Exercise> In the entries below, every line with the string "Vous" is to be reported.

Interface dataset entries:

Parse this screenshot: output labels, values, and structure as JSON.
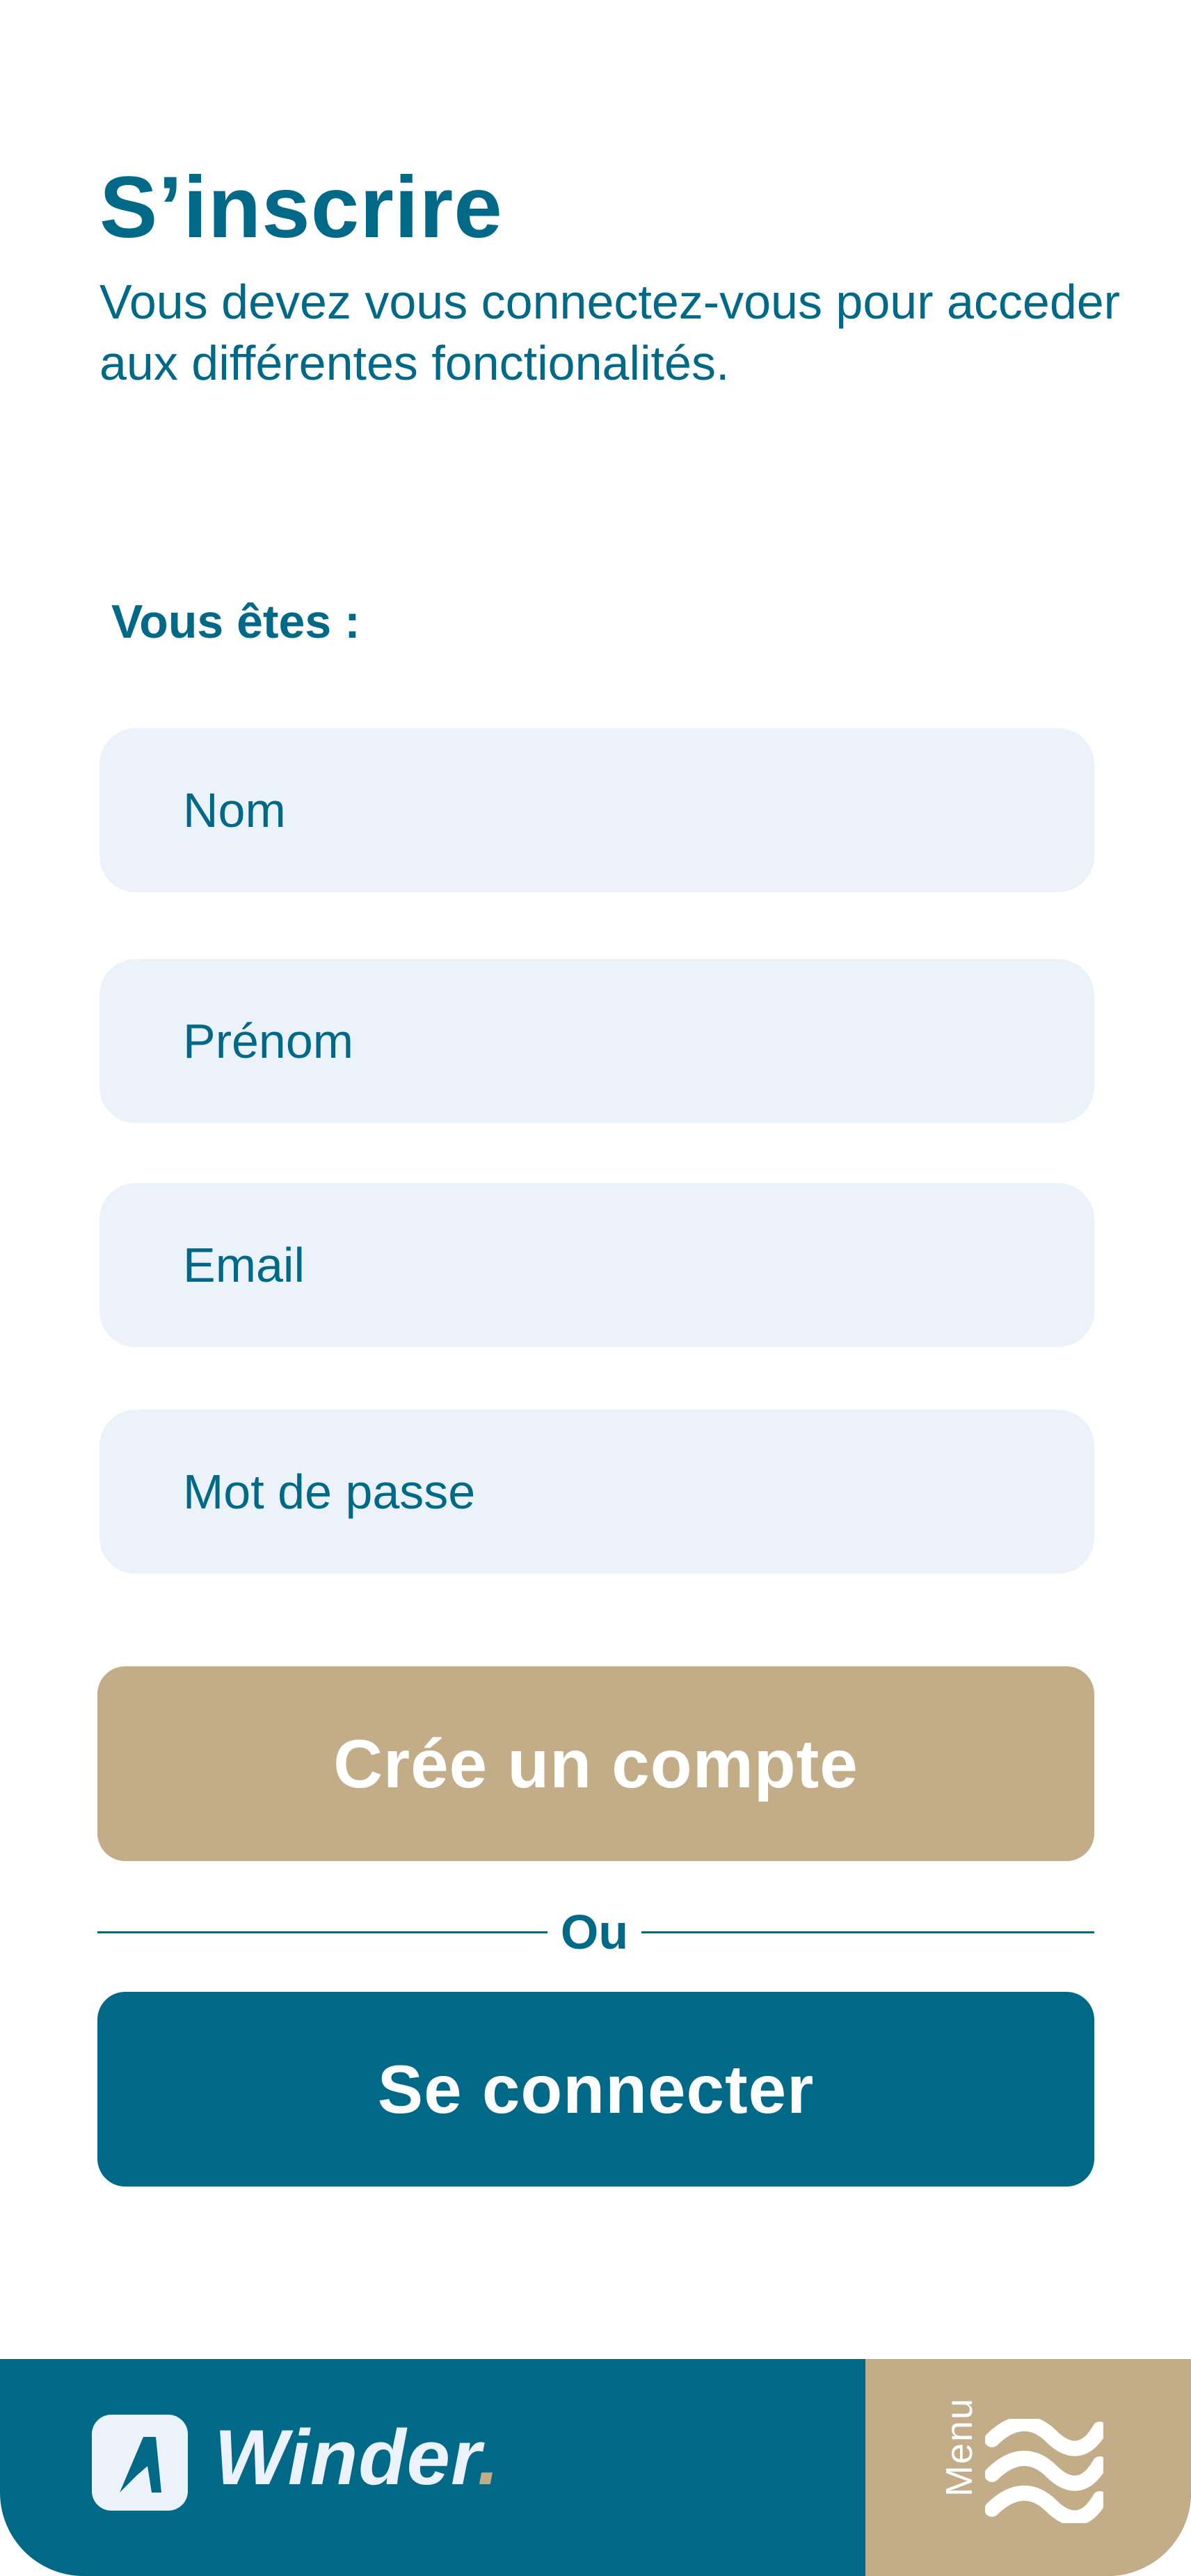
{
  "header": {
    "title": "S’inscrire",
    "subtitle": "Vous devez vous connectez-vous pour acceder aux différentes fonctionalités."
  },
  "form": {
    "section_label": "Vous êtes :",
    "fields": [
      {
        "placeholder": "Nom",
        "value": ""
      },
      {
        "placeholder": "Prénom",
        "value": ""
      },
      {
        "placeholder": "Email",
        "value": ""
      },
      {
        "placeholder": "Mot de passe",
        "value": ""
      }
    ],
    "create_account_label": "Crée un compte",
    "or_label": "Ou",
    "login_label": "Se connecter"
  },
  "footer": {
    "brand": "Winder",
    "brand_dot": ".",
    "menu_label": "Menu",
    "icons": [
      "winder-logo-icon",
      "waves-menu-icon"
    ]
  },
  "colors": {
    "primary": "#006987",
    "accent": "#c3ad88",
    "field_background": "#ebf2f9",
    "background": "#ffffff"
  }
}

Response to this task>
    "subtitle": "Vous devez vous connectez-vous pour acceder aux différentes fonctionalités."
    "section_label": "Vous êtes :",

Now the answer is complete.